(Exercise requirements) Your answer must be the data repeated exactly, with no pictures in it.

(Extracted data)
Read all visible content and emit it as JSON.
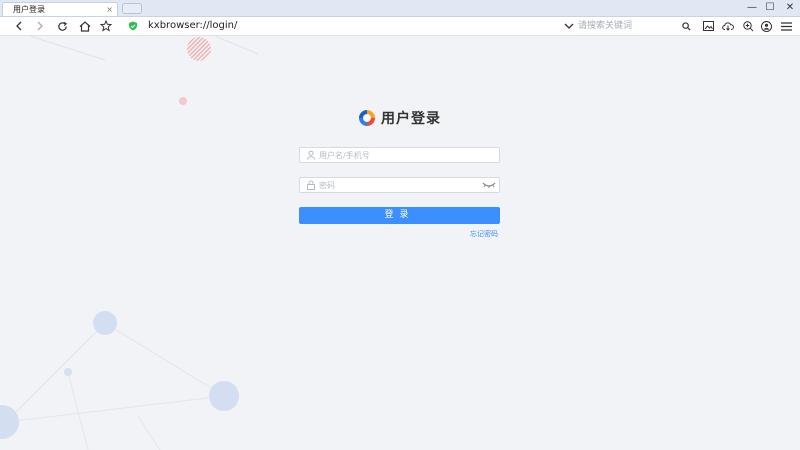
{
  "tab": {
    "title": "用户登录",
    "close": "×"
  },
  "window": {
    "minimize": "—",
    "maximize": "☐",
    "close": "✕"
  },
  "toolbar": {
    "url": "kxbrowser://login/",
    "search_placeholder": "请搜索关键词"
  },
  "login": {
    "title": "用户登录",
    "username_placeholder": "用户名/手机号",
    "password_placeholder": "密码",
    "submit_label": "登录",
    "forgot_label": "忘记密码"
  },
  "colors": {
    "accent": "#3b8fff",
    "background": "#f1f3f6",
    "secure": "#2ebd4f"
  }
}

(Written answer)
Read all visible content and emit it as JSON.
{
  "tab": {
    "title": "用户登录",
    "close": "×"
  },
  "window": {
    "minimize": "—",
    "maximize": "☐",
    "close": "✕"
  },
  "toolbar": {
    "url": "kxbrowser://login/",
    "search_placeholder": "请搜索关键词"
  },
  "login": {
    "title": "用户登录",
    "username_placeholder": "用户名/手机号",
    "password_placeholder": "密码",
    "submit_label": "登录",
    "forgot_label": "忘记密码"
  },
  "colors": {
    "accent": "#3b8fff",
    "background": "#f1f3f6",
    "secure": "#2ebd4f"
  }
}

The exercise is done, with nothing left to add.